Start of LISTED ENTRIES
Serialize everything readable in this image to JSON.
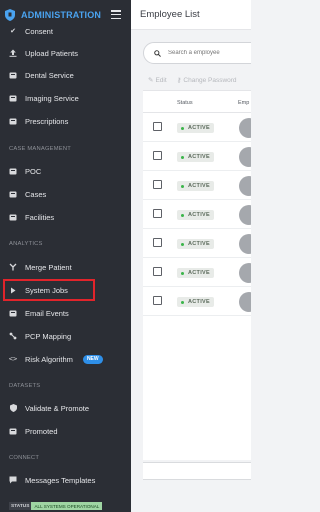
{
  "sidebar": {
    "app_title": "ADMINISTRATION",
    "items_top": [
      {
        "label": "Consent",
        "icon": "check-icon"
      },
      {
        "label": "Upload Patients",
        "icon": "upload-icon"
      },
      {
        "label": "Dental Service",
        "icon": "card-icon"
      },
      {
        "label": "Imaging Service",
        "icon": "card-icon"
      },
      {
        "label": "Prescriptions",
        "icon": "card-icon"
      }
    ],
    "sections": {
      "case_management": "CASE MANAGEMENT",
      "analytics": "ANALYTICS",
      "datasets": "DATASETS",
      "connect": "CONNECT"
    },
    "case_items": [
      {
        "label": "POC",
        "icon": "card-icon"
      },
      {
        "label": "Cases",
        "icon": "card-icon"
      },
      {
        "label": "Facilities",
        "icon": "card-icon"
      }
    ],
    "analytics_items": [
      {
        "label": "Merge Patient",
        "icon": "merge-icon"
      },
      {
        "label": "System Jobs",
        "icon": "play-icon"
      },
      {
        "label": "Email Events",
        "icon": "card-icon"
      },
      {
        "label": "PCP Mapping",
        "icon": "mapping-icon"
      },
      {
        "label": "Risk Algorithm",
        "icon": "code-icon",
        "badge": "NEW"
      }
    ],
    "dataset_items": [
      {
        "label": "Validate & Promote",
        "icon": "shield-icon"
      },
      {
        "label": "Promoted",
        "icon": "card-icon"
      }
    ],
    "connect_items": [
      {
        "label": "Messages Templates",
        "icon": "message-icon"
      }
    ],
    "status": {
      "label": "STATUS",
      "value": "ALL SYSTEMS OPERATIONAL"
    }
  },
  "main": {
    "title": "Employee List",
    "search_placeholder": "Search a employee",
    "toolbar": {
      "edit": "Edit",
      "change_password": "Change Password"
    },
    "columns": {
      "status": "Status",
      "employee": "Emp"
    },
    "rows": [
      {
        "status": "ACTIVE"
      },
      {
        "status": "ACTIVE"
      },
      {
        "status": "ACTIVE"
      },
      {
        "status": "ACTIVE"
      },
      {
        "status": "ACTIVE"
      },
      {
        "status": "ACTIVE"
      },
      {
        "status": "ACTIVE"
      }
    ]
  },
  "colors": {
    "sidebar_bg": "#2b2e35",
    "accent": "#4aa3f0",
    "highlight": "#e1242b",
    "active_dot": "#3bb54a",
    "new_badge": "#2e8fe8"
  }
}
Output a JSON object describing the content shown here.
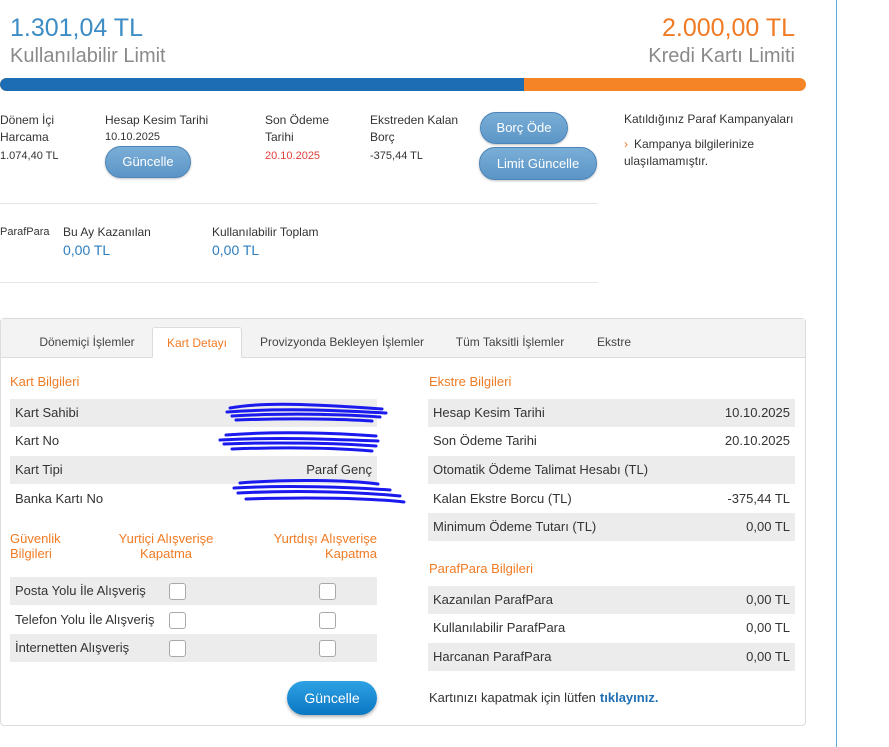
{
  "limits": {
    "available_amount": "1.301,04 TL",
    "available_label": "Kullanılabilir Limit",
    "credit_amount": "2.000,00 TL",
    "credit_label": "Kredi Kartı Limiti",
    "used_fraction": 0.65
  },
  "summary": {
    "period_spend_label": "Dönem İçi Harcama",
    "period_spend_value": "1.074,40 TL",
    "statement_date_label": "Hesap Kesim Tarihi",
    "statement_date_value": "10.10.2025",
    "update_label": "Güncelle",
    "due_date_label": "Son Ödeme Tarihi",
    "due_date_value": "20.10.2025",
    "remaining_label": "Ekstreden Kalan Borç",
    "remaining_value": "-375,44 TL",
    "pay_debt_label": "Borç Öde",
    "limit_update_label": "Limit Güncelle"
  },
  "campaigns": {
    "title": "Katıldığınız Paraf Kampanyaları",
    "chevron": "›",
    "text": "Kampanya bilgilerinize ulaşılamamıştır."
  },
  "parafpara_summary": {
    "label": "ParafPara",
    "earned_label": "Bu Ay Kazanılan",
    "earned_value": "0,00 TL",
    "total_label": "Kullanılabilir Toplam",
    "total_value": "0,00 TL"
  },
  "tabs": [
    {
      "label": "Dönemiçi İşlemler"
    },
    {
      "label": "Kart Detayı"
    },
    {
      "label": "Provizyonda Bekleyen İşlemler"
    },
    {
      "label": "Tüm Taksitli İşlemler"
    },
    {
      "label": "Ekstre"
    }
  ],
  "card_info": {
    "title": "Kart Bilgileri",
    "rows": [
      {
        "label": "Kart Sahibi",
        "value": ""
      },
      {
        "label": "Kart No",
        "value": ""
      },
      {
        "label": "Kart Tipi",
        "value": "Paraf Genç"
      },
      {
        "label": "Banka Kartı No",
        "value": ""
      }
    ]
  },
  "security": {
    "title": "Güvenlik Bilgileri",
    "domestic_header": "Yurtiçi Alışverişe Kapatma",
    "abroad_header": "Yurtdışı Alışverişe Kapatma",
    "rows": [
      {
        "label": "Posta Yolu İle Alışveriş"
      },
      {
        "label": "Telefon Yolu İle Alışveriş"
      },
      {
        "label": "İnternetten Alışveriş"
      }
    ],
    "update_label": "Güncelle"
  },
  "statement_info": {
    "title": "Ekstre Bilgileri",
    "rows": [
      {
        "label": "Hesap Kesim Tarihi",
        "value": "10.10.2025"
      },
      {
        "label": "Son Ödeme Tarihi",
        "value": "20.10.2025"
      },
      {
        "label": "Otomatik Ödeme Talimat Hesabı (TL)",
        "value": ""
      },
      {
        "label": "Kalan Ekstre Borcu (TL)",
        "value": "-375,44 TL"
      },
      {
        "label": "Minimum Ödeme Tutarı (TL)",
        "value": "0,00 TL"
      }
    ]
  },
  "parafpara_info": {
    "title": "ParafPara Bilgileri",
    "rows": [
      {
        "label": "Kazanılan ParafPara",
        "value": "0,00 TL"
      },
      {
        "label": "Kullanılabilir ParafPara",
        "value": "0,00 TL"
      },
      {
        "label": "Harcanan ParafPara",
        "value": "0,00 TL"
      }
    ]
  },
  "close_card": {
    "text": "Kartınızı kapatmak için lütfen",
    "link": "tıklayınız."
  },
  "colors": {
    "accent_orange": "#f07b25",
    "accent_blue": "#1c6db3",
    "scribble_blue": "#1a1aef"
  }
}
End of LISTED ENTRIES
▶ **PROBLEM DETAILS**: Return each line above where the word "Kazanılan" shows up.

▶ **RESPONSE AREA**:
    "earned_label": "Bu Ay Kazanılan",
        "label": "Kazanılan ParafPara",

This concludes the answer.